Kampa said TUD’s long-term goal is to have more flexibility for extreme seasons, with the option to draw the lake down to 5,606 during wet years, 5,604 in normal-to-wet years and 5,600 in normal-to-dry years.
That proposal has not sat well with a number of Pinecrest regulars, and cabin owners have protested the variable lake level during the summer.
“We’re not saying it’s us against them. How can we coexist?” Kampa said. “All you’ve got to do is recognize that this lake is going to fluctuate.”
But John Buckley, of the Central Sierra Environmental Resource Center, said the TUD Board of Directors and staff need to look inside of the district to deal with water supply issues.
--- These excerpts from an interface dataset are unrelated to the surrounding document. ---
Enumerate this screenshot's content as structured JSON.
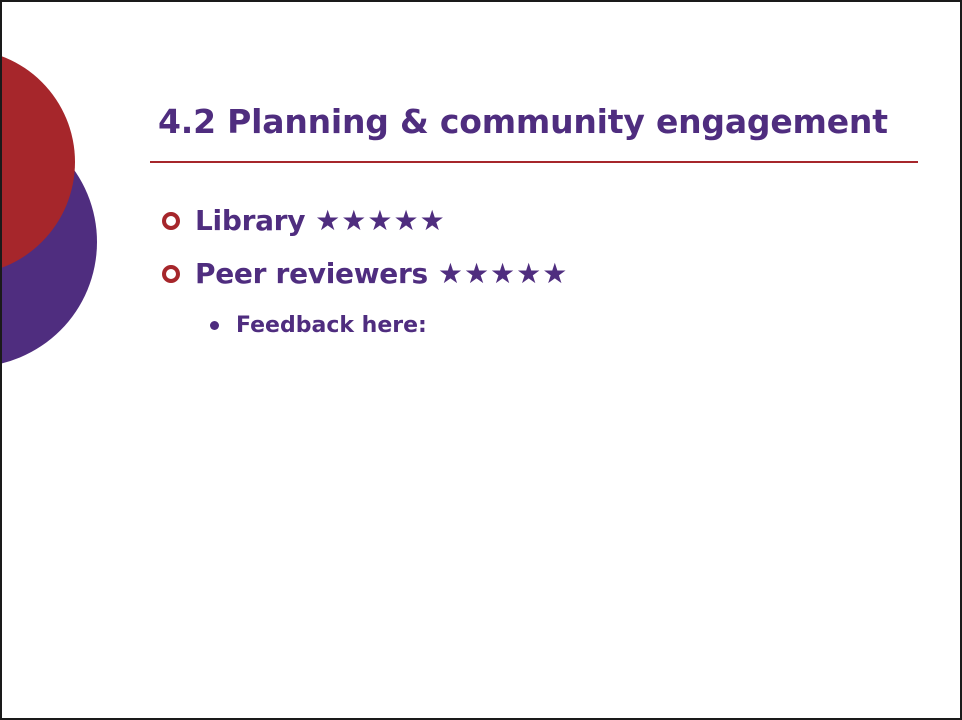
{
  "colors": {
    "accent_red": "#a6262b",
    "accent_purple": "#4f2d7f"
  },
  "slide": {
    "title": "4.2 Planning & community engagement",
    "items": [
      {
        "label": "Library",
        "stars": "★★★★★",
        "rating": 5,
        "max_rating": 5
      },
      {
        "label": "Peer reviewers",
        "stars": "★★★★★",
        "rating": 5,
        "max_rating": 5
      }
    ],
    "sub_items": [
      {
        "label": "Feedback here:"
      }
    ]
  }
}
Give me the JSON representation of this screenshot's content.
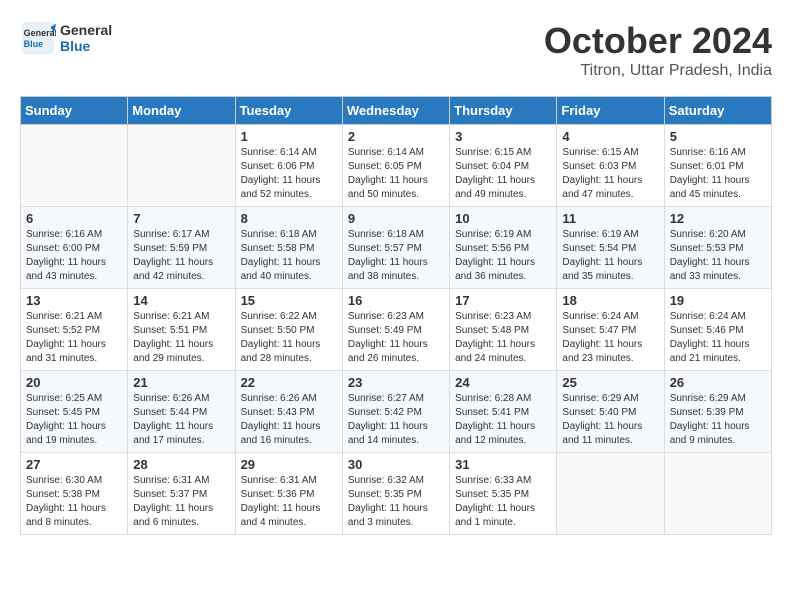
{
  "header": {
    "logo_line1": "General",
    "logo_line2": "Blue",
    "month": "October 2024",
    "location": "Titron, Uttar Pradesh, India"
  },
  "days_of_week": [
    "Sunday",
    "Monday",
    "Tuesday",
    "Wednesday",
    "Thursday",
    "Friday",
    "Saturday"
  ],
  "weeks": [
    [
      {
        "day": "",
        "info": ""
      },
      {
        "day": "",
        "info": ""
      },
      {
        "day": "1",
        "info": "Sunrise: 6:14 AM\nSunset: 6:06 PM\nDaylight: 11 hours and 52 minutes."
      },
      {
        "day": "2",
        "info": "Sunrise: 6:14 AM\nSunset: 6:05 PM\nDaylight: 11 hours and 50 minutes."
      },
      {
        "day": "3",
        "info": "Sunrise: 6:15 AM\nSunset: 6:04 PM\nDaylight: 11 hours and 49 minutes."
      },
      {
        "day": "4",
        "info": "Sunrise: 6:15 AM\nSunset: 6:03 PM\nDaylight: 11 hours and 47 minutes."
      },
      {
        "day": "5",
        "info": "Sunrise: 6:16 AM\nSunset: 6:01 PM\nDaylight: 11 hours and 45 minutes."
      }
    ],
    [
      {
        "day": "6",
        "info": "Sunrise: 6:16 AM\nSunset: 6:00 PM\nDaylight: 11 hours and 43 minutes."
      },
      {
        "day": "7",
        "info": "Sunrise: 6:17 AM\nSunset: 5:59 PM\nDaylight: 11 hours and 42 minutes."
      },
      {
        "day": "8",
        "info": "Sunrise: 6:18 AM\nSunset: 5:58 PM\nDaylight: 11 hours and 40 minutes."
      },
      {
        "day": "9",
        "info": "Sunrise: 6:18 AM\nSunset: 5:57 PM\nDaylight: 11 hours and 38 minutes."
      },
      {
        "day": "10",
        "info": "Sunrise: 6:19 AM\nSunset: 5:56 PM\nDaylight: 11 hours and 36 minutes."
      },
      {
        "day": "11",
        "info": "Sunrise: 6:19 AM\nSunset: 5:54 PM\nDaylight: 11 hours and 35 minutes."
      },
      {
        "day": "12",
        "info": "Sunrise: 6:20 AM\nSunset: 5:53 PM\nDaylight: 11 hours and 33 minutes."
      }
    ],
    [
      {
        "day": "13",
        "info": "Sunrise: 6:21 AM\nSunset: 5:52 PM\nDaylight: 11 hours and 31 minutes."
      },
      {
        "day": "14",
        "info": "Sunrise: 6:21 AM\nSunset: 5:51 PM\nDaylight: 11 hours and 29 minutes."
      },
      {
        "day": "15",
        "info": "Sunrise: 6:22 AM\nSunset: 5:50 PM\nDaylight: 11 hours and 28 minutes."
      },
      {
        "day": "16",
        "info": "Sunrise: 6:23 AM\nSunset: 5:49 PM\nDaylight: 11 hours and 26 minutes."
      },
      {
        "day": "17",
        "info": "Sunrise: 6:23 AM\nSunset: 5:48 PM\nDaylight: 11 hours and 24 minutes."
      },
      {
        "day": "18",
        "info": "Sunrise: 6:24 AM\nSunset: 5:47 PM\nDaylight: 11 hours and 23 minutes."
      },
      {
        "day": "19",
        "info": "Sunrise: 6:24 AM\nSunset: 5:46 PM\nDaylight: 11 hours and 21 minutes."
      }
    ],
    [
      {
        "day": "20",
        "info": "Sunrise: 6:25 AM\nSunset: 5:45 PM\nDaylight: 11 hours and 19 minutes."
      },
      {
        "day": "21",
        "info": "Sunrise: 6:26 AM\nSunset: 5:44 PM\nDaylight: 11 hours and 17 minutes."
      },
      {
        "day": "22",
        "info": "Sunrise: 6:26 AM\nSunset: 5:43 PM\nDaylight: 11 hours and 16 minutes."
      },
      {
        "day": "23",
        "info": "Sunrise: 6:27 AM\nSunset: 5:42 PM\nDaylight: 11 hours and 14 minutes."
      },
      {
        "day": "24",
        "info": "Sunrise: 6:28 AM\nSunset: 5:41 PM\nDaylight: 11 hours and 12 minutes."
      },
      {
        "day": "25",
        "info": "Sunrise: 6:29 AM\nSunset: 5:40 PM\nDaylight: 11 hours and 11 minutes."
      },
      {
        "day": "26",
        "info": "Sunrise: 6:29 AM\nSunset: 5:39 PM\nDaylight: 11 hours and 9 minutes."
      }
    ],
    [
      {
        "day": "27",
        "info": "Sunrise: 6:30 AM\nSunset: 5:38 PM\nDaylight: 11 hours and 8 minutes."
      },
      {
        "day": "28",
        "info": "Sunrise: 6:31 AM\nSunset: 5:37 PM\nDaylight: 11 hours and 6 minutes."
      },
      {
        "day": "29",
        "info": "Sunrise: 6:31 AM\nSunset: 5:36 PM\nDaylight: 11 hours and 4 minutes."
      },
      {
        "day": "30",
        "info": "Sunrise: 6:32 AM\nSunset: 5:35 PM\nDaylight: 11 hours and 3 minutes."
      },
      {
        "day": "31",
        "info": "Sunrise: 6:33 AM\nSunset: 5:35 PM\nDaylight: 11 hours and 1 minute."
      },
      {
        "day": "",
        "info": ""
      },
      {
        "day": "",
        "info": ""
      }
    ]
  ]
}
Though Buckley said he believes the one-year request by TUD is reasonable and will be granted, he also criticized the district for not making more aggressive efforts toward conservation.
“There could have been, and there still continues to be, opportunities for conservation that would reduce that demand,” he said.
He also suggested TUD staff has taken a “confrontational” stance with the state water board, and he said recreational use of the water is held at no higher standard than domestic use. As many as 25,000 people are in the Pinecrest basin during a busy weekend, he said.
“People come to Pinecrest primarily for the aesthetics,” Buckley said.
Kampa countered by saying he and TUD staff have worked well with the state water board staff and are trying to work this one-year window out without having to appeal directly to the board itself. He said many of the state staff have been thoughtful and accommodating.
“We’re trying not to create that confrontational relationship,” Kampa said.
TUD requested the one-time lake level earlier this month, but the state water board requested more information before issuing a response. Kampa said he expects a response “fairly quickly.”